The woman glared for several seconds before turning on her heel and stomping out of the apartment.
Isa expected her to slam the door.
It closed with a civilized, pointed click.
Isa let the still grumbling dog go.
Gus eased out from under the table, hackles raised.
Steve blew out a noisy breath. “You sure are a people person, aren’t you, Ice? Could you answer her questions without baiting her?”
“That woman gets on every last nerve I have,” Isa said. Thing is, she couldn’t put a finger on why. Did the agent’s bad attitude and loaded questions justify Isa’s snide responses?
“I gathered. She’s going to retaliate, you know. Hey, Gus. How are you, mutt?” Steve leaned over to scratch Augustus’s back when the dog, nose to the floor as if tracking Anne, wandered into range.
Gus’s tail and ears came up. He grinned at Steve.
Isa looked at him. “Retaliate how?”
“Search warrant on your customer files.”
She sat bolt upright and squeaked, “Based on what?
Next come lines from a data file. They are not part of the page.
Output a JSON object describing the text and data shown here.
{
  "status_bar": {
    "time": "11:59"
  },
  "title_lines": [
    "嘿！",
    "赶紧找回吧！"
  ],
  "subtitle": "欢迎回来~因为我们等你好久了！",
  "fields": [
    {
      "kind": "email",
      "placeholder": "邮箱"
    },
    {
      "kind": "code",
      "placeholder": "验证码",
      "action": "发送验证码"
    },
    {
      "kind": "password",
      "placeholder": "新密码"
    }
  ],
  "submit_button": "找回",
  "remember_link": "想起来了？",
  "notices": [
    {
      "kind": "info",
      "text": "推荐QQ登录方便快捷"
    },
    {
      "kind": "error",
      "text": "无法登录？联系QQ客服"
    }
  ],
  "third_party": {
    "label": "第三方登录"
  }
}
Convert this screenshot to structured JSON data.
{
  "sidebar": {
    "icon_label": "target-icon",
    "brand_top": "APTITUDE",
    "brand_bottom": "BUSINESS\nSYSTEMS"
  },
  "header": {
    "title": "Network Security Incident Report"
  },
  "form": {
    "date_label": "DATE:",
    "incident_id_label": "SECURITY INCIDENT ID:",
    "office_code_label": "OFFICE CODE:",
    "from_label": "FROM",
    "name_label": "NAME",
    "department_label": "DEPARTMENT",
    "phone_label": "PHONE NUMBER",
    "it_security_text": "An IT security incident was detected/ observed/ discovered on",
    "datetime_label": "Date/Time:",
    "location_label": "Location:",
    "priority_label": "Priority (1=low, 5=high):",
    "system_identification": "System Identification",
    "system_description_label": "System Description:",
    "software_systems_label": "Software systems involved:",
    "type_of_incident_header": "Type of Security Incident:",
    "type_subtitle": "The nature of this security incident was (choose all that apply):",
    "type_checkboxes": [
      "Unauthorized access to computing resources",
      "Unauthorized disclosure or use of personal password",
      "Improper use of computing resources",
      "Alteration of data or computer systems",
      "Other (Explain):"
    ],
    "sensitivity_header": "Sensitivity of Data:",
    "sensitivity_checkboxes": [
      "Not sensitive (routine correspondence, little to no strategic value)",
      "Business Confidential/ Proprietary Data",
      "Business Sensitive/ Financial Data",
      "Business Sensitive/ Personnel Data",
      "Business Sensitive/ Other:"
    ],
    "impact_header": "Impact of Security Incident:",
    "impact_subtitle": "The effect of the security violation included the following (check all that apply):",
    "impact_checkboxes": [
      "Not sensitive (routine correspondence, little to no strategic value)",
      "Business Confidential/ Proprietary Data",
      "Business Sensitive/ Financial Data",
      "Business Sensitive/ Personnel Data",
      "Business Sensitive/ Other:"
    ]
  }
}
She can’t take my computers, can she?”
“It’s common practice, Ice. Where are you going?” he demanded as she levered herself out of her chair.
“To hex my boxes.”
“Isa . . .”
“Those computers run my business, Steve,” she shrilled. “And there’s not a thing in them related to her case. If she takes them, she doesn’t get to keep her eyebrows.”
He nodded as if she’d confirmed his worst fears. “You did not just say that to the head of the Acts of Magic investigative unit.”
She sighed, subsided into the chair, and pinched the bridge of her nose. “You know who comes through the doors of Nightmare Ink. It’s not all soccer moms and sailors.”
Steve drew in a slow breath that drew him up straighter. “You’re worried about the gangs.”
“And all of the other people in the shadows who make rare use of my services. If the AMBI takes my computers, the people we least want wandering the city with Ink going bad will avoid me,” she said. “They’ll go to the hacks.”
“And if the AMBI examines your files on-site, it’s clear that it’s just a fishing expedition,” Steve surmised. “All right. I’m making a phone call, but I can’t guarantee anything.”
“Not asking you to.”
“No booby traps?”
She shook her head.
“Good. It ruined my day to put you in jail when you were seventeen. I don’t ever want to have to do it again.” He walked away.